But if O’Connor has a point about some problems starting small, it’s debatable whether it holds fully true as an axiom. It might not always be at the forefront of students’ minds, but higher education has for years battled intractable funding problems. Fees and funding, then, are crucial issues for an education officer to tackle.
With an election just weeks away, O’Connor says students must “stand up and fight for what they deserve through utilisation of class reps who are at ground level and getting everyone out”. But when it comes to the ins and outs of policy, she arguably begins to falter. She stumbles under questions about the Cassells report: after appearing not to have heard of it, she says “I saw this ages ago” after the details of the groundbreaking review are explained to her.
And although she says her views are largely aligned with the proposals made by the Union of Students in Ireland (USI) in its election manifesto, she diverges from USI’s long-standing opposition to Ireland’s €3,000 fee. “I don’t think I’d ever lobby strongly for free fees. I think it’s a great idea, but I think if we’re realistic and we want to consider the best possible option, then we should consider increased state funding.”
O’Connor is on more comfortable ground talking about local issues. She’s optimistic about TEP, calling it a “brilliant idea that was implemented with great intentions”. It suffers, she says, from a lack of clear communication, and she promises to solve the issue by speaking to each of College’s different schools about their issues with it. If one of TEP’s apparent flaws has been its rigidity, O’Connor says that if implementing it successfully “means that there has to be slightly different policies for different schools, then I think that should be implemented in that way”.
While TEP avoids her wrath, however, she’s quick to offer criticisms of another issue faced by many students: College’s off-books assessment system. She says the system can leave students helpless, with no access to resources from within the college, further reducing their engagement with campus life. The answer? Modular billing.

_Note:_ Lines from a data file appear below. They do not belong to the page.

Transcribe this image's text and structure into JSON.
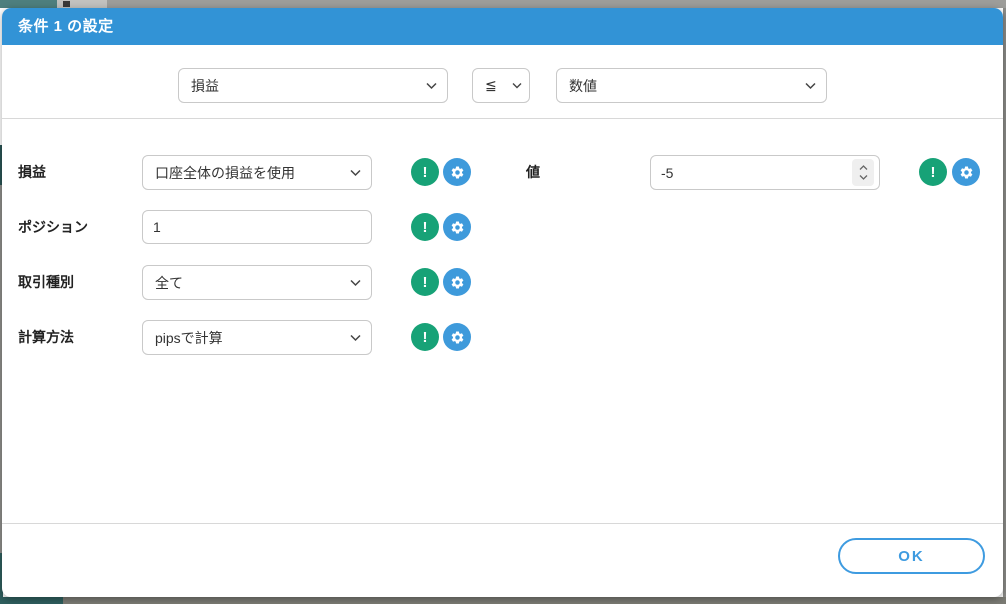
{
  "window": {
    "title": "条件 1 の設定"
  },
  "condition_bar": {
    "target_select": {
      "value": "損益"
    },
    "operator_select": {
      "value": "≦"
    },
    "compare_select": {
      "value": "数値"
    }
  },
  "form": {
    "profit_loss": {
      "label": "損益",
      "value": "口座全体の損益を使用"
    },
    "position": {
      "label": "ポジション",
      "value": "1"
    },
    "trade_type": {
      "label": "取引種別",
      "value": "全て"
    },
    "calc_method": {
      "label": "計算方法",
      "value": "pipsで計算"
    },
    "value": {
      "label": "値",
      "value": "-5"
    }
  },
  "icons": {
    "exclamation": "!",
    "gear": "gear-icon",
    "chevron_down": "chevron-down-icon"
  },
  "footer": {
    "ok_label": "OK"
  },
  "colors": {
    "header_blue": "#3293d6",
    "button_blue": "#3e9adb",
    "button_green": "#17a277",
    "ok_border_blue": "#3e9be0",
    "background_teal": "#2f5f5e",
    "background_gray": "#8f8f8b"
  }
}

O’Connor calls the return of the system – initially scrapped after the supplemental fees meant to pay for its implementation met historic student opposition – “completely necessary”, echoing comments made by Aidan Seery, the College’s senior lecturer.
Naturally enough, O’Connor comes into her own when discussing the working conditions of many of her fellow students studying health sciences, and in the Engineering, Maths and Science (EMS) faculty. While she stresses that students should continue to lobby for better working conditions for nurses and midwives, she argues that small and simple solutions are just as important and often the most effective. O’Connor mentions the potential impact of providing a safe space for students who are affected by their work to talk openly about the issues concerning them most: “It seems like something so small, but it’s so important.”
The candidate elected as education officer acts as a direct liaison between students and academic staff, making the position perhaps among the most demanding in the union. Given the myriad of issues facing students at both local and national levels, O’Connor will be expected to navigate uncertain waters with extra care and responsibility to ensure that students’ voices are not drowned out. With an outlook that seems to focus more on smaller specific issues rather than more general problems such as fees and funding, it will be interesting to see whether students will agree with O’Connor’s vision – or feel that it’s lacking in the bigger issues.